Overall, Series A financing is a critical stage for startups looking to scale and grow. By partnering with venture capital firms, angel investors, startup accelerators and incubators, and corporate venture capital firms, startups can gain access to the resources and expertise they need to succeed.

Example of Series A Financing: Uber

One example of a successful Series A financing round is the ride-sharing giant Uber. In 2011, Uber raised $11 million in a Series A round led by Benchmark Capital. This funding allowed Uber to expand beyond its initial market of San Francisco and launch in multiple cities across the United States.

The success of the Series A round also helped position Uber for later rounds of funding, including the massive $3.5 billion Series G round in 2016, which valued the company at over $60 billion.

Uber's success in the Series A round was due in large part to its innovative approach to transportation. By leveraging technology to connect drivers with riders, Uber was able to disrupt the traditional taxi industry and create a new market for on-demand transportation. This approach resonated with investors, who saw the potential for Uber to revolutionize the transportation industry.

Another factor that contributed to Uber's success in the Series A round was the leadership of its co-founder and CEO, Travis Kalanick. Kalanick's vision and drive were instrumental in securing funding and growing the company. However, Kalanick's leadership style also proved controversial, and he ultimately resigned from the company in 2017 following a series of scandals.

Despite the challenges it has faced, Uber remains one of the most successful companies to emerge from the Series A financing stage. Its innovative approach to transportation and its ability to secure funding from top-tier investors have helped it become a household name and a major player in the on-demand economy.

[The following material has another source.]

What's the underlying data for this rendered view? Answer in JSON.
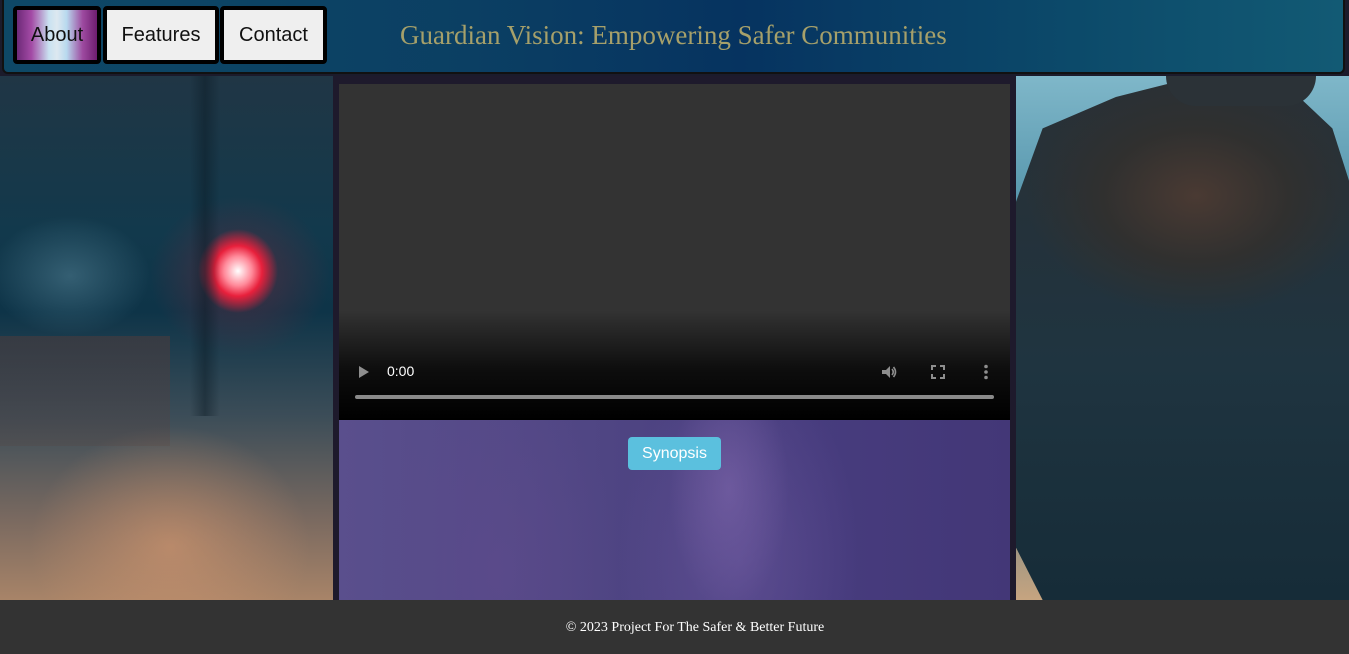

Series A financing is an essential step in the growth and success of startups. By providing the necessary capital to scale and grow, it allows startups to take the next step in their journey of innovation and disruption. While the process of Series A financing can be daunting, by preparing and understanding the key players and stages of the process, startups can position themselves for success.